Dataset rows describing interfaces>

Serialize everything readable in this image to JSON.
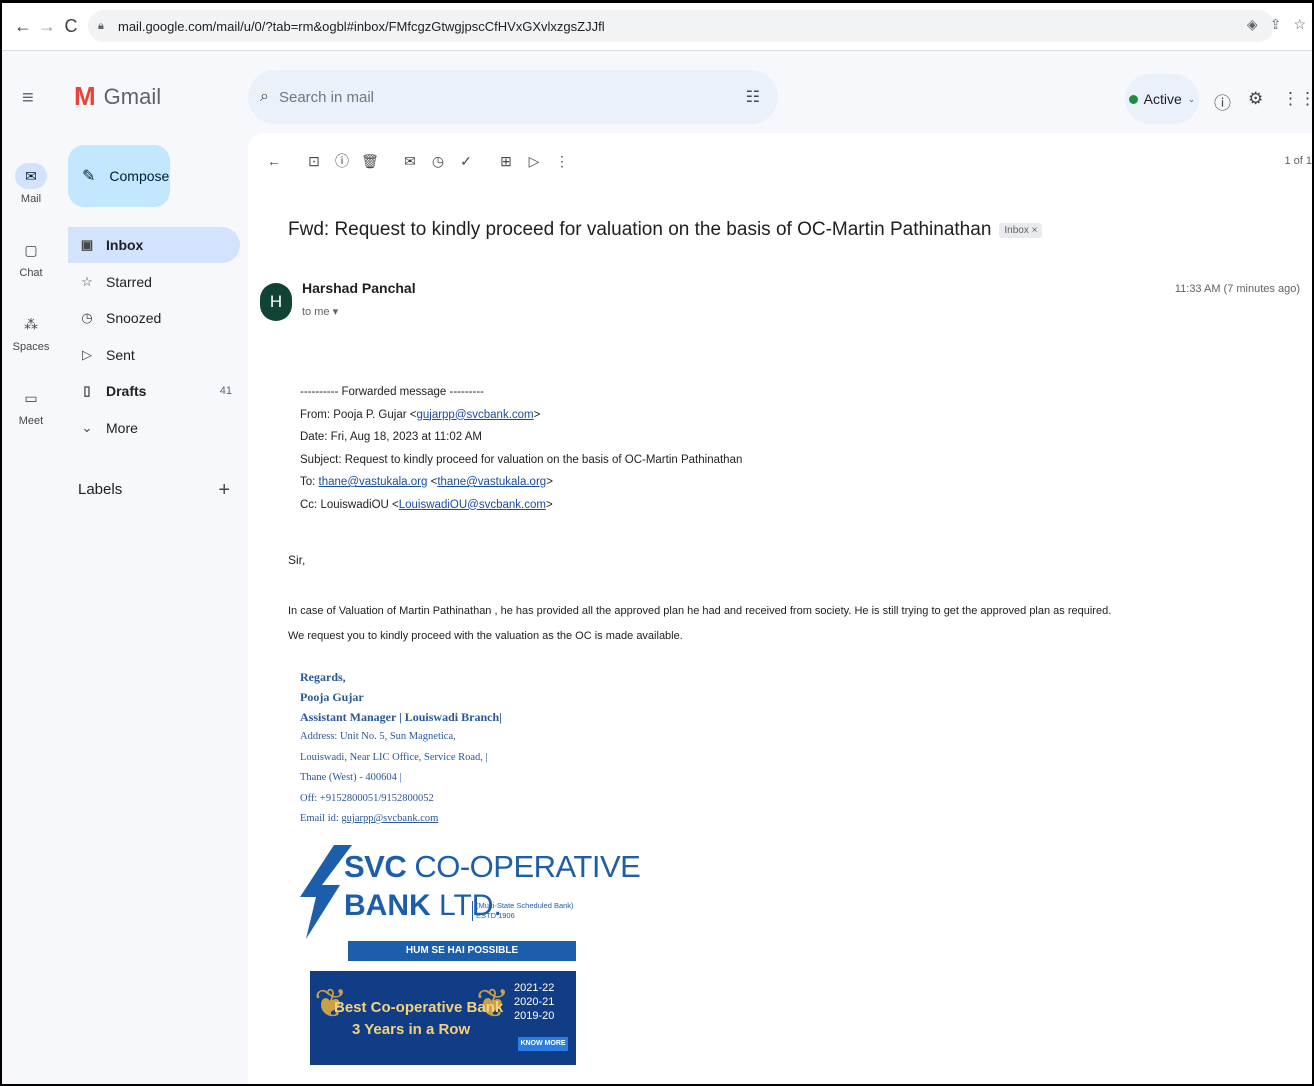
{
  "browser": {
    "url": "mail.google.com/mail/u/0/?tab=rm&ogbl#inbox/FMfcgzGtwgjpscCfHVxGXvlxzgsZJJfl"
  },
  "rail": {
    "items": [
      {
        "label": "Mail",
        "icon": "mail-icon"
      },
      {
        "label": "Chat",
        "icon": "chat-icon"
      },
      {
        "label": "Spaces",
        "icon": "spaces-icon"
      },
      {
        "label": "Meet",
        "icon": "meet-icon"
      }
    ]
  },
  "header": {
    "app_name": "Gmail",
    "search_placeholder": "Search in mail",
    "status": "Active",
    "status_color": "#1e8e3e"
  },
  "sidebar": {
    "compose_label": "Compose",
    "items": [
      {
        "label": "Inbox",
        "icon": "inbox-icon"
      },
      {
        "label": "Starred",
        "icon": "star-icon"
      },
      {
        "label": "Snoozed",
        "icon": "clock-icon"
      },
      {
        "label": "Sent",
        "icon": "send-icon"
      },
      {
        "label": "Drafts",
        "icon": "draft-icon",
        "count": "41"
      },
      {
        "label": "More",
        "icon": "chevron-down-icon"
      }
    ],
    "labels_heading": "Labels"
  },
  "thread": {
    "pager": "1 of 1",
    "subject": "Fwd: Request to kindly proceed for valuation on the basis of OC-Martin Pathinathan",
    "chip": "Inbox ×",
    "avatar_letter": "H",
    "avatar_color": "#104335",
    "sender": "Harshad Panchal",
    "to": "to me ▾",
    "time": "11:33 AM (7 minutes ago)"
  },
  "message": {
    "forward_header": "---------- Forwarded message ---------",
    "from_label": "From: ",
    "from_name": "Pooja P. Gujar",
    "from_email": "gujarpp@svcbank.com",
    "date": "Date: Fri, Aug 18, 2023 at 11:02 AM",
    "subject": "Subject: Request to kindly proceed for valuation on the basis of OC-Martin Pathinathan",
    "to_label": "To: ",
    "to_email": "thane@vastukala.org",
    "to_email2": "thane@vastukala.org",
    "cc_label": "Cc: LouiswadiOU <",
    "cc_email": "LouiswadiOU@svcbank.com",
    "greeting": "Sir,",
    "para1": "In case of Valuation of Martin Pathinathan , he has provided all the approved plan he had and received from society. He is still trying to get the approved plan as required.",
    "para2": "We request you to kindly proceed with the valuation as the OC is made available."
  },
  "signature": {
    "regards": "Regards,",
    "name": "Pooja Gujar",
    "title": "Assistant Manager | Louiswadi Branch|",
    "addr1": "Address: Unit No. 5, Sun Magnetica,",
    "addr2": "Louiswadi, Near LIC Office, Service Road, |",
    "addr3": "Thane (West) - 400604 |",
    "phone": "Off: +9152800051/9152800052",
    "email_label": "Email id: ",
    "email": "gujarpp@svcbank.com"
  },
  "bank_logo": {
    "line1_bold": "SVC",
    "line1_rest": " CO-OPERATIVE",
    "line2_bold": "BANK",
    "line2_rest": " LTD.",
    "tag1": "(Multi-State Scheduled Bank)",
    "tag2": "ESTD 1906",
    "strip": "HUM SE HAI POSSIBLE",
    "color": "#1d5eab"
  },
  "banner": {
    "line1": "Best Co-operative Bank",
    "line2": "3 Years in a Row",
    "year1": "2021-22",
    "year2": "2020-21",
    "year3": "2019-20",
    "cta": "KNOW MORE"
  }
}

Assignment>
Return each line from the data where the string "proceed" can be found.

Exercise result>
    "subject": "Fwd: Request to kindly proceed for valuation on the basis of OC-Martin Pathinathan",
    "subject": "Subject: Request to kindly proceed for valuation on the basis of OC-Martin Pathinathan",
    "para2": "We request you to kindly proceed with the valuation as the OC is made available."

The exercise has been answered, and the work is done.